Event type Online event


In March 2020, the European Commission committed to enshrining the 2050 climate-neutrality objective—set out in the European Green Deal—into EU law.  At the same time, the covid-19 pandemic tipped the European Union into a volatile new phase, with a looming world-wide economic recession stirring geopolitical tensions. A critical appraisal of our dependence on imported fossil fuels is, therefore, timelier than ever. In this webinar, we take a critical look at the potential of biofuels to contribute to achieving climate neutrality through the substitution of fossil fuels in the transport sector.

Since the implementation of the first regulatory framework (RED-I) in 2003, attempts to enforce a minimum supply of biofuels to replace fossil fuels in the transport sector have revealed environmental and social uncertainties about the plausibility of the biofuel solution. Some of the unintended negative impacts of the EU biofuels policy are:

  • A shift from dependence on imported fossil fuels to dependence on imported biomass associated with deforestation of tropical forests and loss of biodiversity;
  • Higher than expected greenhouse gas emissions resulting from indirect land-use changes;
  • A significant dependence on fossil energy for the production and transportation of feed-stocks;
  • A significant requirement of land and water for biofuel production competing with food production.

In spite of this growing uncomfortable knowledge, the RED-2 proposes even more ambitious short-medium terms targets for biofuels, while shifting the focus from agro-biofuels to advanced biofuels with low level of technological readiness.

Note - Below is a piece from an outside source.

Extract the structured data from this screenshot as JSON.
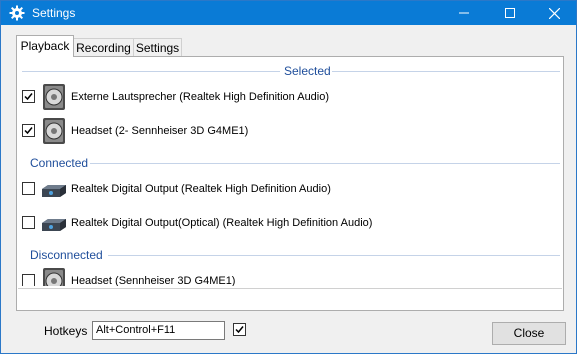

The purpose of this webinar is to discuss the expectations about the role that biofuels can play in a radical decarbonization of the EU economy, with a focus on the (in)compatibility between what is desirable and what is possible (viability and feasibility). Three presentations (primers) of 10 min each will be followed by a moderated expert panel debate with public interaction.